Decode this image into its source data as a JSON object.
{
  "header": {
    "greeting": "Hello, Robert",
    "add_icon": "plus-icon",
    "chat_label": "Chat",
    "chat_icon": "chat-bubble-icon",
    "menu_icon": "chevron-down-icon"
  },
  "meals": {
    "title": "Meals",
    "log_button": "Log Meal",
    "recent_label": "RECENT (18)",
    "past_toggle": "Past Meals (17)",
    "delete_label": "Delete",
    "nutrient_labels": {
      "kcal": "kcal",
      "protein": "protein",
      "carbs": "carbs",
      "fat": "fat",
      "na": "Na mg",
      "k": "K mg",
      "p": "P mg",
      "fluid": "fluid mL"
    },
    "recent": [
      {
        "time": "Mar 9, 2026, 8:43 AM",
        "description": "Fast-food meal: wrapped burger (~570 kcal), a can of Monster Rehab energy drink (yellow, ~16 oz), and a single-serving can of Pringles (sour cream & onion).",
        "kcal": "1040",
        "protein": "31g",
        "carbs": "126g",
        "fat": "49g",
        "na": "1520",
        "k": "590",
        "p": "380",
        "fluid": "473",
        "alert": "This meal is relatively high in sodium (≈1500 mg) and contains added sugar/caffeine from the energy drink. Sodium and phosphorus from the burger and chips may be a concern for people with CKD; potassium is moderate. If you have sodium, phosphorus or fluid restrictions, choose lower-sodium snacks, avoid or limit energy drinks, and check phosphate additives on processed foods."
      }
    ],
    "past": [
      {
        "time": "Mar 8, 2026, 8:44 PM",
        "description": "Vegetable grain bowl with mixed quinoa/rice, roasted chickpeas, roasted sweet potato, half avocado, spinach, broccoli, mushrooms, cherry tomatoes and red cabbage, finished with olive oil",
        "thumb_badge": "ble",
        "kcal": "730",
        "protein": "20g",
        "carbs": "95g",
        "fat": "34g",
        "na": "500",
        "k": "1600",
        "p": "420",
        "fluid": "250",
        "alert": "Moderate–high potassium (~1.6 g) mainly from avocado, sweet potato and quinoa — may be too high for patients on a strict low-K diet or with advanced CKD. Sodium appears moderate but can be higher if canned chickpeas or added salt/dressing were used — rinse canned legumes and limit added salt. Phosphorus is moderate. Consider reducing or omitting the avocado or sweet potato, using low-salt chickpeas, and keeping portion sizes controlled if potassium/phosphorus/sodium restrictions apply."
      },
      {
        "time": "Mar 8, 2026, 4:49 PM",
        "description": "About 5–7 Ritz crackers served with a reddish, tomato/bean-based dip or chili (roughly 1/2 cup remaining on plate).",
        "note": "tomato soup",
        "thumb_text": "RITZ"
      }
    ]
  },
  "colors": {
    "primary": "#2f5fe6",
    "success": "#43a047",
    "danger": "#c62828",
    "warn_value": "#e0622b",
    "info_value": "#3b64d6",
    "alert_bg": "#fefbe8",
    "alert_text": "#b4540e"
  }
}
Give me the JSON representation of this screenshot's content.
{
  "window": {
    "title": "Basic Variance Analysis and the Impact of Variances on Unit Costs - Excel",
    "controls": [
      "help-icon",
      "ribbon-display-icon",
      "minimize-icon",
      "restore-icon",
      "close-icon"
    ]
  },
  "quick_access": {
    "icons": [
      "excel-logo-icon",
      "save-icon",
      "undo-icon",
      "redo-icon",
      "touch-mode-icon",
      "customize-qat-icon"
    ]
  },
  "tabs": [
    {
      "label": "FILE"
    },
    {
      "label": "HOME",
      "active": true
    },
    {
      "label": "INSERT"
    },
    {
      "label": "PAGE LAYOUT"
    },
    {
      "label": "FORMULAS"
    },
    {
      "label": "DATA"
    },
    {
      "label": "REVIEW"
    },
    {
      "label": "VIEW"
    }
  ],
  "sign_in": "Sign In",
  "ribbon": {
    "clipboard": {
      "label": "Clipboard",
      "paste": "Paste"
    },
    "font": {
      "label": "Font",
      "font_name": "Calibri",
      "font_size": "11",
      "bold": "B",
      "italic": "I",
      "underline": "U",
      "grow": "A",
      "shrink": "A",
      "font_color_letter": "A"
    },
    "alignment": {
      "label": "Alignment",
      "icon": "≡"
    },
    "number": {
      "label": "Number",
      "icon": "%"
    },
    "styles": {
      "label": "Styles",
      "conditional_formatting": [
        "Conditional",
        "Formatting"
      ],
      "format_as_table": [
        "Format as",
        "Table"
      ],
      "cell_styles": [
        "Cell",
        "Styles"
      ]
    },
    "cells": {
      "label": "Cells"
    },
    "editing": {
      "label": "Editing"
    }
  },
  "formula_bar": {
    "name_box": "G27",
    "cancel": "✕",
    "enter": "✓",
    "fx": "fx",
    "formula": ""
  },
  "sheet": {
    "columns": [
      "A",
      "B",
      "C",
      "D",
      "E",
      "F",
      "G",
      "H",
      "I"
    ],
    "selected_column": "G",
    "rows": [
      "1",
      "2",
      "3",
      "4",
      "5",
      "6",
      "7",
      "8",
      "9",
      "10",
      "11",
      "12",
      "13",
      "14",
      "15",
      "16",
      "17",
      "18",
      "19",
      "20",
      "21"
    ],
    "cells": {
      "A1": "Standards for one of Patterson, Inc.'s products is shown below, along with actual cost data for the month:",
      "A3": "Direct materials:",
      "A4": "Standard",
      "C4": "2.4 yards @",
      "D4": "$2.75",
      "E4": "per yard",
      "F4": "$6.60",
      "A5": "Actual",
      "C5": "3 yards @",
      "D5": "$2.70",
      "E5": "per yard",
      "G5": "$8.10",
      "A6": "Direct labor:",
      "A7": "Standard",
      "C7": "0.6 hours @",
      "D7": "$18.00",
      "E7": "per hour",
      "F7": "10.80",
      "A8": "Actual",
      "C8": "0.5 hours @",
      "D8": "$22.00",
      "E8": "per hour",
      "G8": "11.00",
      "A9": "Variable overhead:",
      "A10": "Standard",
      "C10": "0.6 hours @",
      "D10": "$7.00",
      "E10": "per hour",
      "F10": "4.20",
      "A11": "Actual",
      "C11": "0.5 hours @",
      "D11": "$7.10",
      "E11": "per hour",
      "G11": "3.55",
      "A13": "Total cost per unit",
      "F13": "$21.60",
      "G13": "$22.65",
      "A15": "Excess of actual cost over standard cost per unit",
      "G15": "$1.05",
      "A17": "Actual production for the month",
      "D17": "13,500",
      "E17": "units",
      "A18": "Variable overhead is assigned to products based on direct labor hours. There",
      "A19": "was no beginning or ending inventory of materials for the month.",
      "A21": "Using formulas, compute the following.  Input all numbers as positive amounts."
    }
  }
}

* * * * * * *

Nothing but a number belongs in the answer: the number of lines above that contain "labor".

Response area: 2